───── AVAILABLE DATA
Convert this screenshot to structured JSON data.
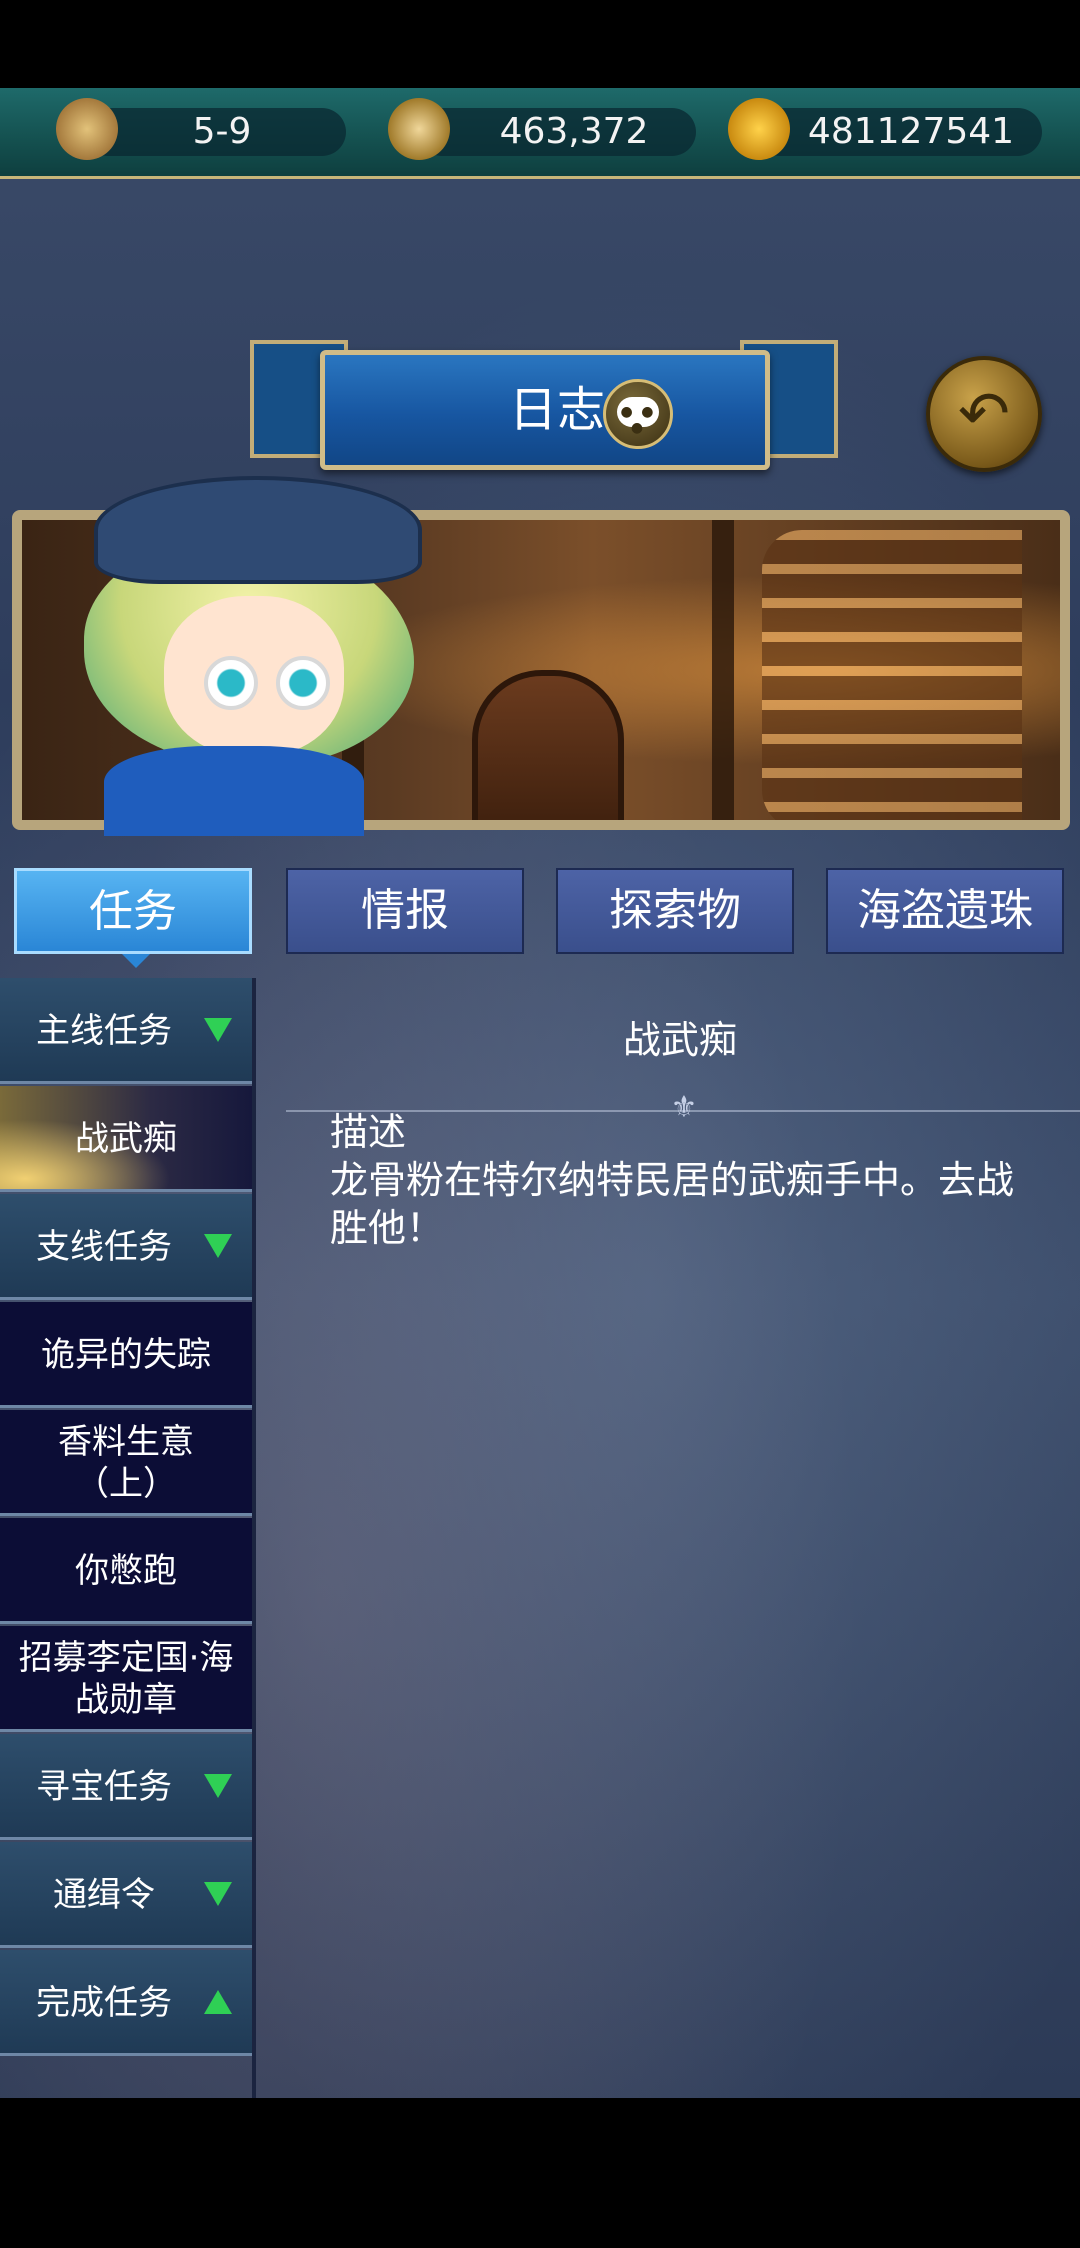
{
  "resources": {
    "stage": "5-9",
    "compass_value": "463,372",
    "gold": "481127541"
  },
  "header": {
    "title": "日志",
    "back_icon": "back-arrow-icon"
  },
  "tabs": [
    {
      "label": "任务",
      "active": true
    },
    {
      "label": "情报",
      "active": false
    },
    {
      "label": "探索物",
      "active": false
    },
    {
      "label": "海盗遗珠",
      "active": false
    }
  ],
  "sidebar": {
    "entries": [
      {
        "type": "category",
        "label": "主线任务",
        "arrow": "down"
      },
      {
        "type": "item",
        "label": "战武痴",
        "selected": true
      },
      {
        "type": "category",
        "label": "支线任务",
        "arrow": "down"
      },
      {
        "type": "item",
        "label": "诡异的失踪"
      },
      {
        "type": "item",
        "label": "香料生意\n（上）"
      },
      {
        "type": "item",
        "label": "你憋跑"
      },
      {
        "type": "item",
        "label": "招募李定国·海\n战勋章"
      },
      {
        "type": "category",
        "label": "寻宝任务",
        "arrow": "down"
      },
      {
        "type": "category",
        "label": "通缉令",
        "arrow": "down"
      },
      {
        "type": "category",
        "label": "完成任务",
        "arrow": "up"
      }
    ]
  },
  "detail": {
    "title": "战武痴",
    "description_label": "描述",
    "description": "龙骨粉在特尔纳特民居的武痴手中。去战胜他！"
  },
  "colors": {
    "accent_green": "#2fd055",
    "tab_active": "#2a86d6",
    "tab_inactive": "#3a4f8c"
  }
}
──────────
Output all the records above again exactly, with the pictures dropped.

Convert this screenshot to structured JSON data.
{
  "resources": {
    "stage": "5-9",
    "compass_value": "463,372",
    "gold": "481127541"
  },
  "header": {
    "title": "日志",
    "back_icon": "back-arrow-icon"
  },
  "tabs": [
    {
      "label": "任务",
      "active": true
    },
    {
      "label": "情报",
      "active": false
    },
    {
      "label": "探索物",
      "active": false
    },
    {
      "label": "海盗遗珠",
      "active": false
    }
  ],
  "sidebar": {
    "entries": [
      {
        "type": "category",
        "label": "主线任务",
        "arrow": "down"
      },
      {
        "type": "item",
        "label": "战武痴",
        "selected": true
      },
      {
        "type": "category",
        "label": "支线任务",
        "arrow": "down"
      },
      {
        "type": "item",
        "label": "诡异的失踪"
      },
      {
        "type": "item",
        "label": "香料生意\n（上）"
      },
      {
        "type": "item",
        "label": "你憋跑"
      },
      {
        "type": "item",
        "label": "招募李定国·海\n战勋章"
      },
      {
        "type": "category",
        "label": "寻宝任务",
        "arrow": "down"
      },
      {
        "type": "category",
        "label": "通缉令",
        "arrow": "down"
      },
      {
        "type": "category",
        "label": "完成任务",
        "arrow": "up"
      }
    ]
  },
  "detail": {
    "title": "战武痴",
    "description_label": "描述",
    "description": "龙骨粉在特尔纳特民居的武痴手中。去战胜他！"
  },
  "colors": {
    "accent_green": "#2fd055",
    "tab_active": "#2a86d6",
    "tab_inactive": "#3a4f8c"
  }
}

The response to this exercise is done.